A challenge for any company with an embedded anti-corruption compliance programme is implementing an anti-bribery management system as required by the ISO 37001 standard. Part of this challenge is ‘retrofitting’ some of your programme into the structure of a management system. While there are very significant similarities between an anti-corruption compliance programme and an anti-bribery management system, there are some areas that make a management system capable of being certified.
The main thing to remember is that a management system relies on documented evidence. You may ‘do something’, but you need to be able to prove it – especially if your management system is the subject of a certification audit.
Clause 4.2 of the ISO 37001 standard asks you to understand the needs and expectations of your stakeholders as part of your management system. This section is often poorly understood and therefore subject to many non-conformities throughout the audit and certification process.
There are many companies that built a compliance programme to manage their bribery risks and simply didn’t spend enough time studying the specific words of each section during the transition to a management system. Many assume that the work done for their compliance programme will be enough to meet the standard.
The following are some pointers for meeting the requirements of clause 4.2 that go above and beyond what most companies look at when they are building a pure compliance programme instead of a certifiable management system.
Firstly, the standard says that you ‘shall’ consider your stakeholders, so a failure to do so will be a major or minor non-conformity.
The first part of clause 4.2 requires you to determine the stakeholders that are relevant to the management system. These stakeholders are not the ‘normal’ stakeholders that interact with the company, so, while there may be some overlap with these general stakeholders, pointing to an annual report that discusses stakeholders is not sufficient evidence of compliance.
Most companies that operate a management system of this type will have a review session annually where they look at the stakeholder list and discuss whether any changes are required.
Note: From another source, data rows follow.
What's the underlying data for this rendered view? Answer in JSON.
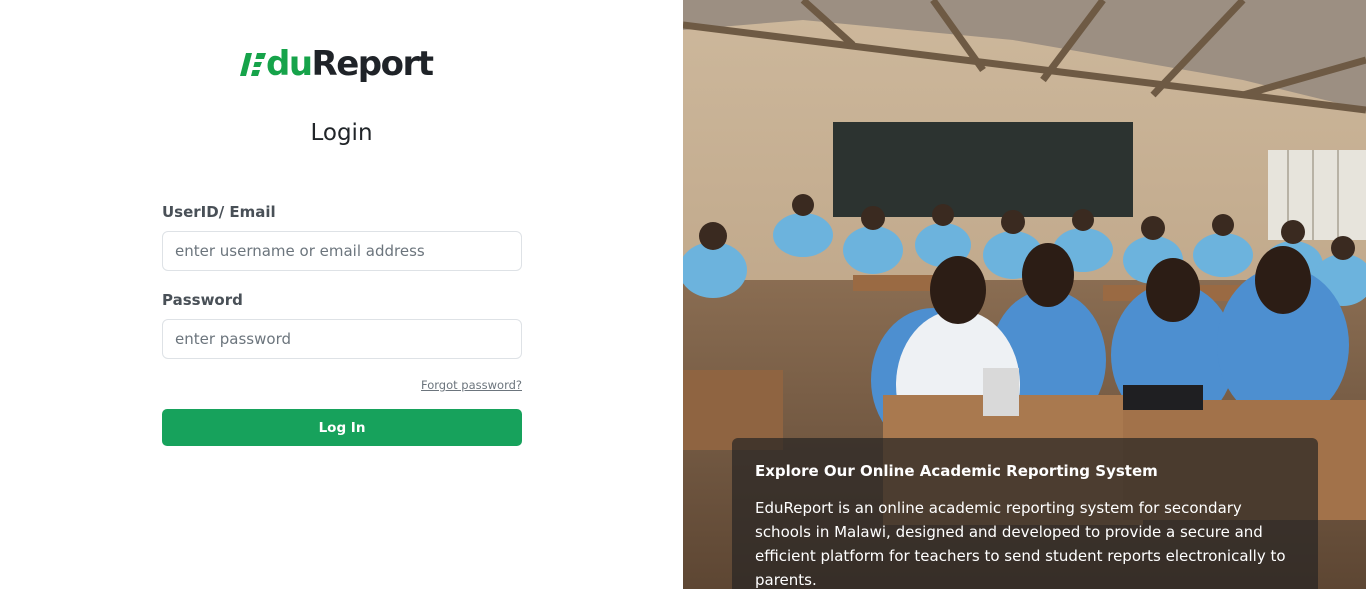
{
  "brand": {
    "name_part1": "du",
    "name_part2": "Report",
    "mark_letter": "E",
    "accent_color": "#16a34a",
    "dark_color": "#1f2328"
  },
  "login": {
    "title": "Login",
    "user_label": "UserID/ Email",
    "user_placeholder": "enter username or email address",
    "user_value": "",
    "password_label": "Password",
    "password_placeholder": "enter password",
    "password_value": "",
    "forgot_link": "Forgot password?",
    "submit_label": "Log In",
    "button_color": "#17a25c"
  },
  "hero": {
    "image_subject": "classroom-students-photo",
    "caption_title": "Explore Our Online Academic Reporting System",
    "caption_body": "EduReport is an online academic reporting system for secondary schools in Malawi, designed and developed to provide a secure and efficient platform for teachers to send student reports electronically to parents."
  }
}
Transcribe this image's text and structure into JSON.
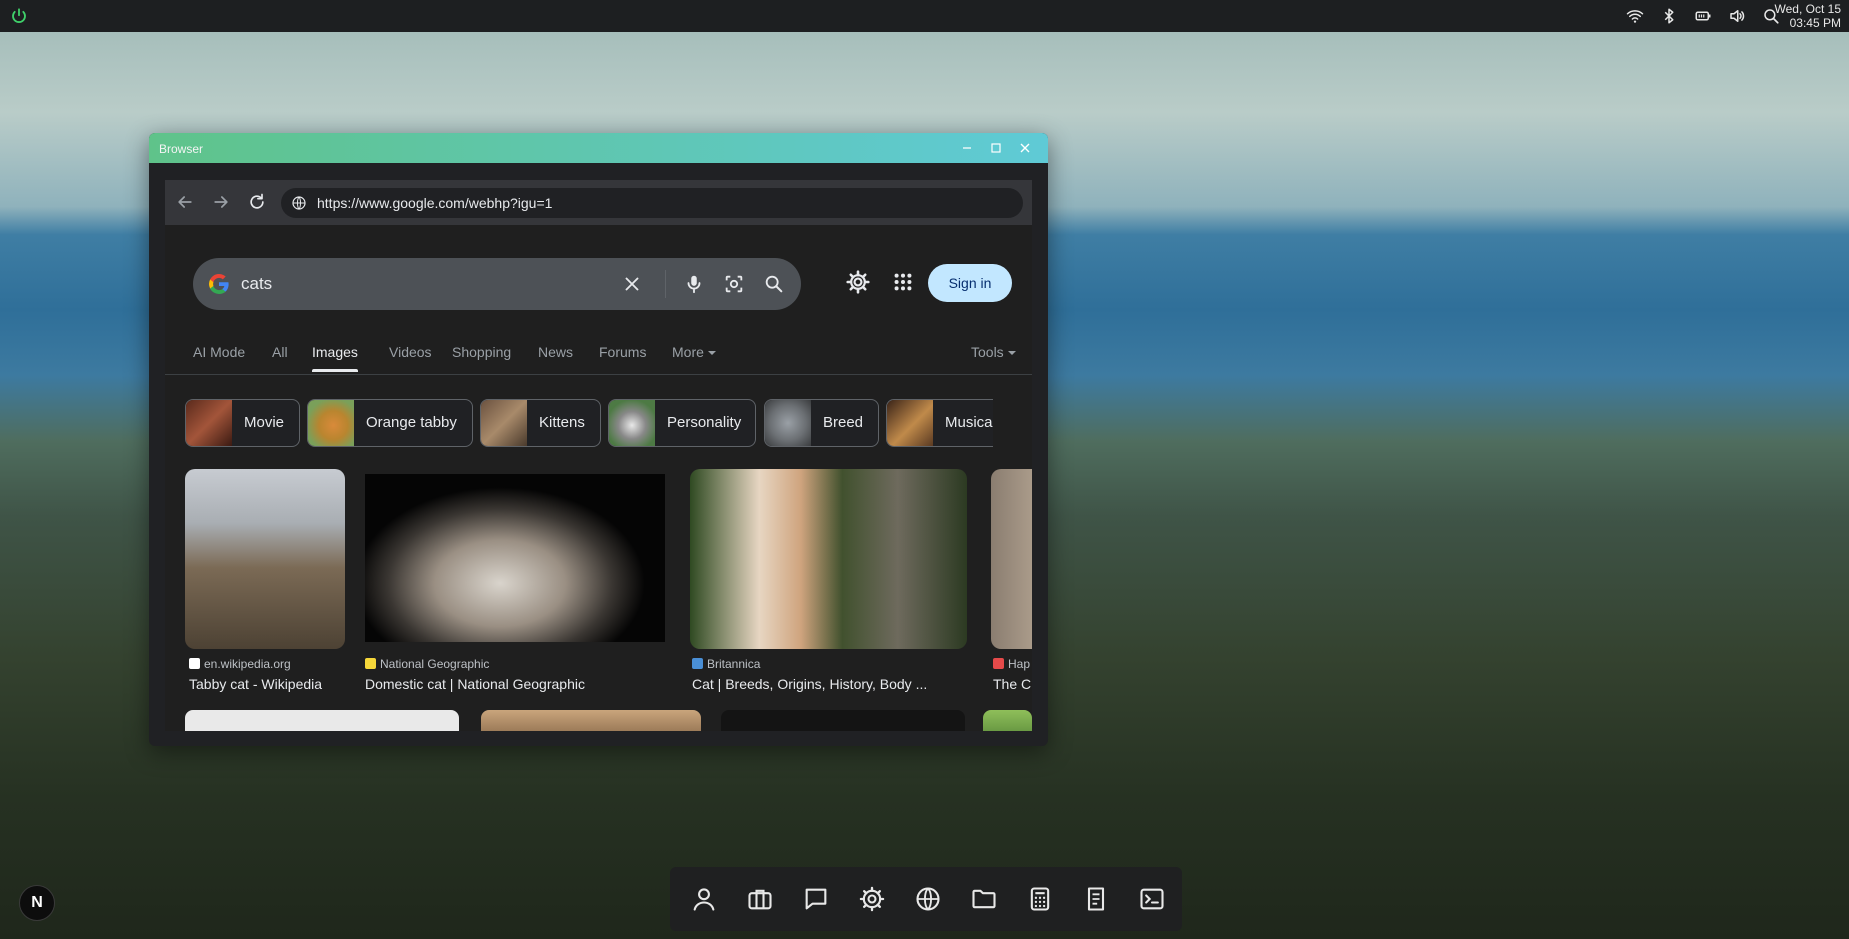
{
  "topbar": {
    "icons": [
      "power-icon",
      "wifi-icon",
      "bluetooth-icon",
      "battery-icon",
      "volume-icon",
      "search-icon"
    ],
    "date": "Wed, Oct 15",
    "time": "03:45 PM"
  },
  "window": {
    "title": "Browser",
    "controls": [
      "minimize",
      "maximize",
      "close"
    ]
  },
  "browser": {
    "url": "https://www.google.com/webhp?igu=1"
  },
  "google": {
    "query": "cats",
    "sign_in": "Sign in",
    "tabs": [
      "AI Mode",
      "All",
      "Images",
      "Videos",
      "Shopping",
      "News",
      "Forums",
      "More"
    ],
    "active_tab": "Images",
    "tools": "Tools",
    "chips": [
      "Movie",
      "Orange tabby",
      "Kittens",
      "Personality",
      "Breed",
      "Musica"
    ],
    "results": [
      {
        "source": "en.wikipedia.org",
        "title": "Tabby cat - Wikipedia"
      },
      {
        "source": "National Geographic",
        "title": "Domestic cat | National Geographic"
      },
      {
        "source": "Britannica",
        "title": "Cat | Breeds, Origins, History, Body ..."
      },
      {
        "source": "Hap",
        "title": "The C"
      }
    ]
  },
  "dock": {
    "items": [
      "user-icon",
      "briefcase-icon",
      "chat-icon",
      "settings-icon",
      "globe-icon",
      "folder-icon",
      "calculator-icon",
      "document-icon",
      "terminal-icon"
    ]
  },
  "badge": "N",
  "colors": {
    "accent_green": "#5fc38a",
    "accent_teal": "#5fcad6",
    "signin_bg": "#c2e7ff"
  }
}
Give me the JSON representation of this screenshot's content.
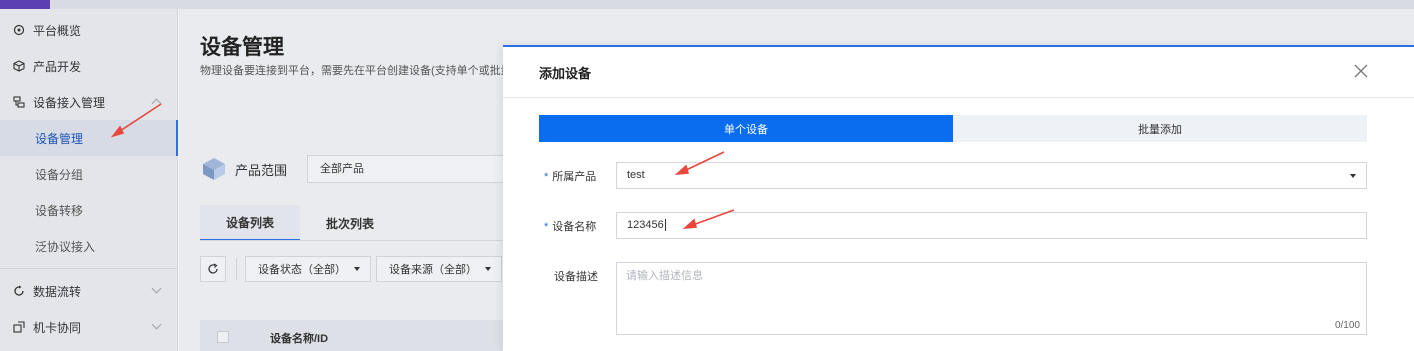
{
  "sidebar": {
    "items": [
      {
        "label": "平台概览",
        "icon": "dashboard-icon"
      },
      {
        "label": "产品开发",
        "icon": "cube-icon"
      },
      {
        "label": "设备接入管理",
        "icon": "device-access-icon"
      },
      {
        "label": "数据流转",
        "icon": "data-flow-icon"
      },
      {
        "label": "机卡协同",
        "icon": "card-sync-icon"
      }
    ],
    "sub_items": [
      {
        "label": "设备管理"
      },
      {
        "label": "设备分组"
      },
      {
        "label": "设备转移"
      },
      {
        "label": "泛协议接入"
      }
    ]
  },
  "main": {
    "title": "设备管理",
    "description": "物理设备要连接到平台，需要先在平台创建设备(支持单个或批量",
    "scope_label": "产品范围",
    "scope_value": "全部产品",
    "tabs": [
      {
        "label": "设备列表"
      },
      {
        "label": "批次列表"
      }
    ],
    "filters": [
      {
        "label": "设备状态（全部）"
      },
      {
        "label": "设备来源（全部）"
      }
    ],
    "table_header": "设备名称/ID"
  },
  "modal": {
    "title": "添加设备",
    "segments": [
      {
        "label": "单个设备"
      },
      {
        "label": "批量添加"
      }
    ],
    "fields": {
      "product_label": "所属产品",
      "product_value": "test",
      "name_label": "设备名称",
      "name_value": "123456",
      "desc_label": "设备描述",
      "desc_placeholder": "请输入描述信息",
      "desc_count": "0/100"
    },
    "required_mark": "*"
  },
  "colors": {
    "accent": "#0a6df0",
    "annotation_arrow": "#e8483d",
    "brand": "#5b3fb3"
  }
}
The stakeholders are normally shown in a stakeholder map and will list at least the following information:
- the stakeholder group definition
- the reason why each stakeholder group is relevant to the management system
- how the organisation engages with each group of stakeholders
- examples of named stakeholders from each group
- what the position of those stakeholders is towards the management system (for, against, supportive etc.)
- the dates the organisation sought the stakeholders’ expectations regarding the management system.
The documentation for this section is often a spreadsheet or the stakeholder map.
The second and more challenging part of clause 4.2 requires you to determine the relevant requirements of each stakeholder as they apply to the anti-bribery management system. This requires far more thought and is often overlooked. These ‘requirements’ can be obtained through:
- legislation, if your stakeholder is a government
- a contract, if your stakeholder is a customer
- a joint venture agreement, if your stakeholder is a partner.
In many cases, there will be no written requirements from the stakeholder, so you will need to ask them what their requirements are via a survey or some form of engagement meeting where the management system and its design are discussed (in which case the documentation for this section would be meeting minutes, meeting outcomes, or perhaps a presentation that was delivered at the meeting).
As with all things in the management system standards, review sessions with stakeholders should be regular – at least annually – and documented. During these sessions with key stakeholders you must review and validate existing requirements as well as gather new requirements.
While stakeholder management is generally seen as a given in many of these business initiatives, it is important to remember that, when it comes to a management system, the engagement needs to be documented and subject to regular review. Pointing to or naming stakeholders is not enough to meet the demands of clause 4.2 – there needs to be documented engagement with the stakeholders to gather their requirements.